Why did you choose First National?
The people, the culture and the welcoming feeling I got the first time I walked in the First National office. I didn’t want to work in a big bank because I would just be a number, not a person. Right from day one at First National, I felt like I fit in, I felt like I had been part of the company for years, it was that comfortable. I really don’t consider myself a Black team member, I think of myself as a First National team member. Everyone works to build something great, and everyone’s opinions and ideas are respected.
Do you find that First National is a diverse organization?
Yes, First National is the most diverse, multicultural organization I’ve ever worked for. No matter who you are, you can find yourself at First National.
What does Black History Month mean to you?
Being Black, I don’t wait for a specific month to celebrate our history. There is no Black History Month in the Congo or in Belgium. It doesn’t exist. I found out about Black History Month in Canada a few years ago and wondered what it was all about. I started to research it and what I learned is there are many Black people who contributed to Canada’s history. What they brought is worth celebrating. Our place in Canadian history is possibly not as well recognized as it should be, which why Black History Month is important. To me, it would be better to teach more of it in school every day as part of a multicultural curriculum that recognizes the contributions made by all different groups to Canada’s development.
From a diversity, equity and inclusion perspective, would you recommend First National do anything differently or better?
I think First National is doing it right, doing what it takes. I like the focus we put on celebrating different cultures. Everybody feels part of the same family even though we’re getting big.
Final thoughts for your colleagues at First National?
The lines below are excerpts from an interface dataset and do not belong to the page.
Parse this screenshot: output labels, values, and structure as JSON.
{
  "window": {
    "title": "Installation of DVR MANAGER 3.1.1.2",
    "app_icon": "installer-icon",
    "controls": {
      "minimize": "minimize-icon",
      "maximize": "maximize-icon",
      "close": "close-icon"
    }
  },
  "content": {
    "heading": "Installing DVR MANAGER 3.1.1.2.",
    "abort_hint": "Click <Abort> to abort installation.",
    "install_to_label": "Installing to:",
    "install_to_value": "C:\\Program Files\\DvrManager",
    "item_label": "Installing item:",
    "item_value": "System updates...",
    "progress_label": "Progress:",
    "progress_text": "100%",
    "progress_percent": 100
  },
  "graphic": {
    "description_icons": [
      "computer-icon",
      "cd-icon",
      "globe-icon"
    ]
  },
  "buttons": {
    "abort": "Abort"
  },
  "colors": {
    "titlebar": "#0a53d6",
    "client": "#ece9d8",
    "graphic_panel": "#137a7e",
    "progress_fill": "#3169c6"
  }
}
Celebrate our multicultural culture and don’t be afraid to ask questions about someone’s heritage if you are curious. Sensitivity is important but it shouldn’t stop people from connecting and getting to know each other better.
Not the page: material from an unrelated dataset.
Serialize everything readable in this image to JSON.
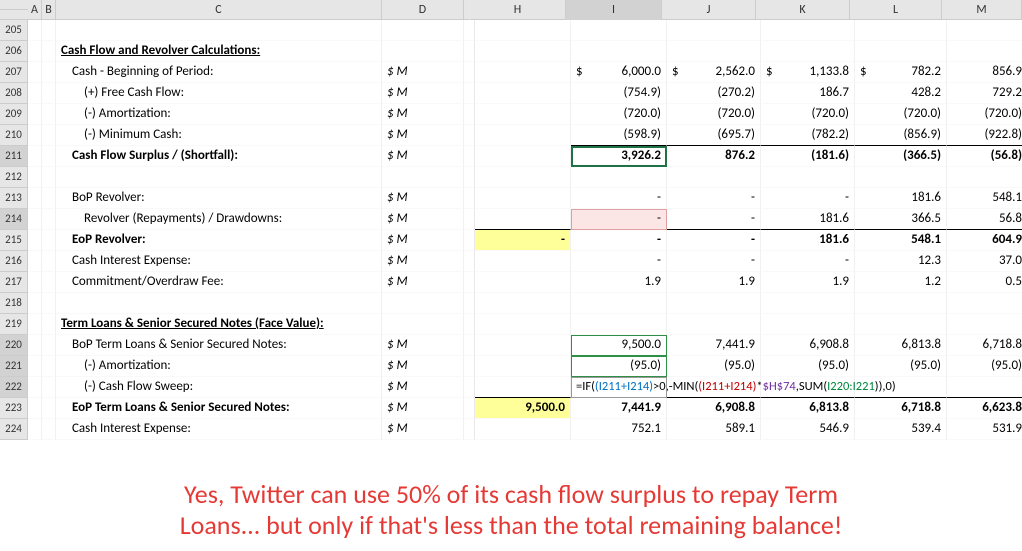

There are things we can control and others that we can’t. We can control our own attitude, how we interact with others, our knowledge, and our kindness to other. Those are things that I, personally, always choose to focus on. I think, if you remain positive and true to yourself things you can’t control will fall into place at some point. If they don’t, well! at least I know that I did my best!